- Available data
*** Block opens ***

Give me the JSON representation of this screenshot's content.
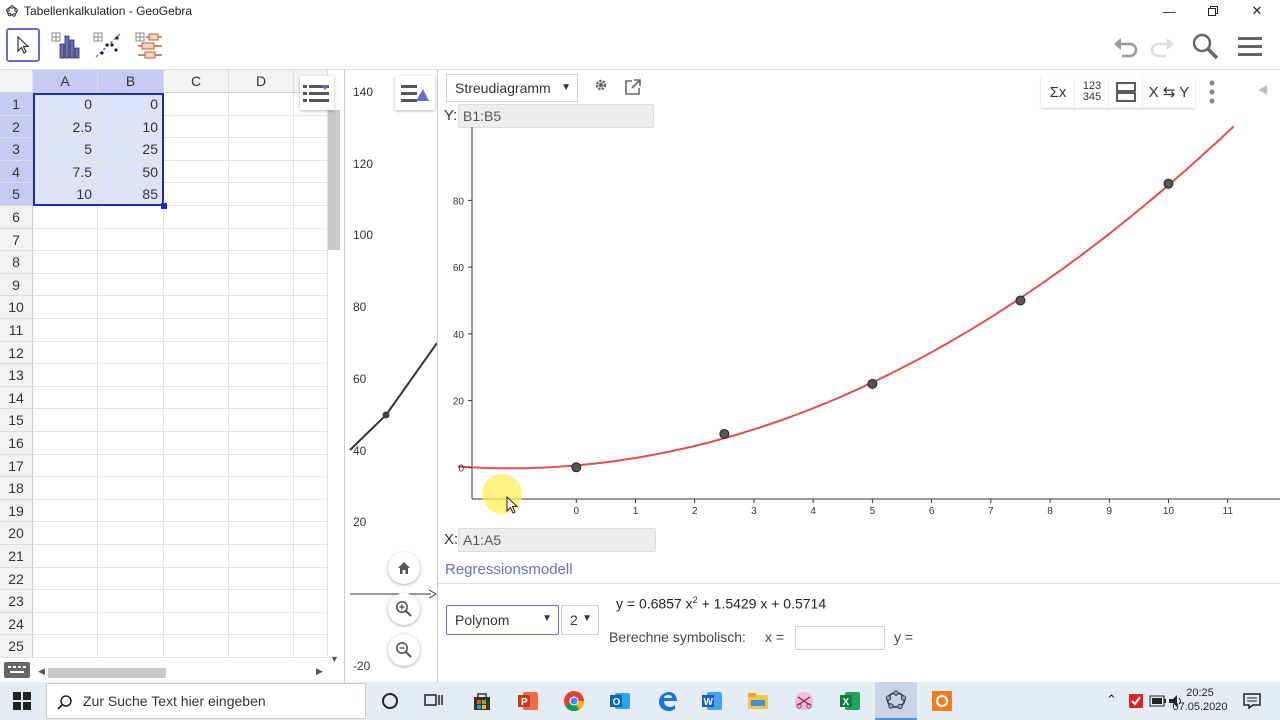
{
  "window": {
    "title": "Tabellenkalkulation - GeoGebra"
  },
  "spreadsheet": {
    "columns": [
      "A",
      "B",
      "C",
      "D"
    ],
    "rows": [
      "1",
      "2",
      "3",
      "4",
      "5",
      "6",
      "7",
      "8",
      "9",
      "10",
      "11",
      "12",
      "13",
      "14",
      "15",
      "16",
      "17",
      "18",
      "19",
      "20",
      "21",
      "22",
      "23",
      "24",
      "25"
    ],
    "data": [
      [
        "0",
        "0"
      ],
      [
        "2.5",
        "10"
      ],
      [
        "5",
        "25"
      ],
      [
        "7.5",
        "50"
      ],
      [
        "10",
        "85"
      ]
    ]
  },
  "graphics_strip": {
    "y_ticks": [
      "140",
      "120",
      "100",
      "80",
      "60",
      "40",
      "20",
      "-20"
    ]
  },
  "analysis": {
    "plot_type": "Streudiagramm",
    "y_range": "B1:B5",
    "x_range": "A1:A5",
    "y_axis_label": "Y:",
    "x_axis_label": "X:",
    "regression_link": "Regressionsmodell",
    "model": "Polynom",
    "degree": "2",
    "equation": {
      "prefix": "y = 0.6857 x",
      "exp": "2",
      "suffix": " + 1.5429 x + 0.5714"
    },
    "compute_label": "Berechne symbolisch:",
    "x_eq": "x =",
    "x_value": "",
    "y_eq": "y =",
    "stat_buttons": [
      "Σx",
      "123 345",
      "X ⇆ Y"
    ],
    "accent_color": "#6b6bc9",
    "curve_color": "#e05050",
    "point_color": "#555555"
  },
  "chart_data": {
    "type": "scatter",
    "points": [
      [
        0,
        0
      ],
      [
        2.5,
        10
      ],
      [
        5,
        25
      ],
      [
        7.5,
        50
      ],
      [
        10,
        85
      ]
    ],
    "regression": {
      "type": "polynomial",
      "degree": 2,
      "coefficients": [
        0.6857,
        1.5429,
        0.5714
      ]
    },
    "x_ticks": [
      "0",
      "1",
      "2",
      "3",
      "4",
      "5",
      "6",
      "7",
      "8",
      "9",
      "10",
      "11"
    ],
    "y_ticks": [
      "0",
      "20",
      "40",
      "60",
      "80"
    ],
    "xlim": [
      -2.2,
      11.9
    ],
    "ylim": [
      -9.5,
      102
    ]
  },
  "taskbar": {
    "search_placeholder": "Zur Suche Text hier eingeben",
    "time": "20:25",
    "date": "07.05.2020"
  }
}
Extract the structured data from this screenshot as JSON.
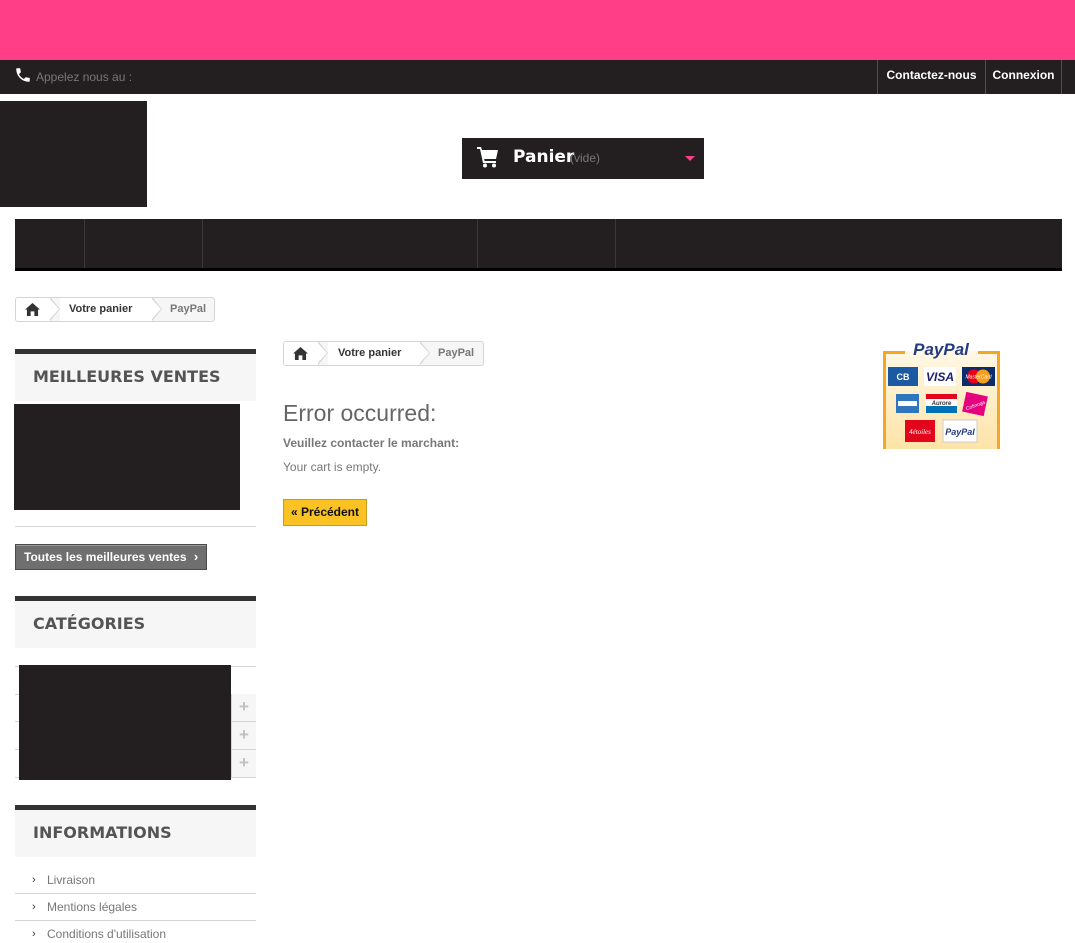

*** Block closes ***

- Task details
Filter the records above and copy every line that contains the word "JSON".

- Solution to this task
Give me the JSON representation of this screenshot's content.
Extract the structured data from this screenshot as JSON.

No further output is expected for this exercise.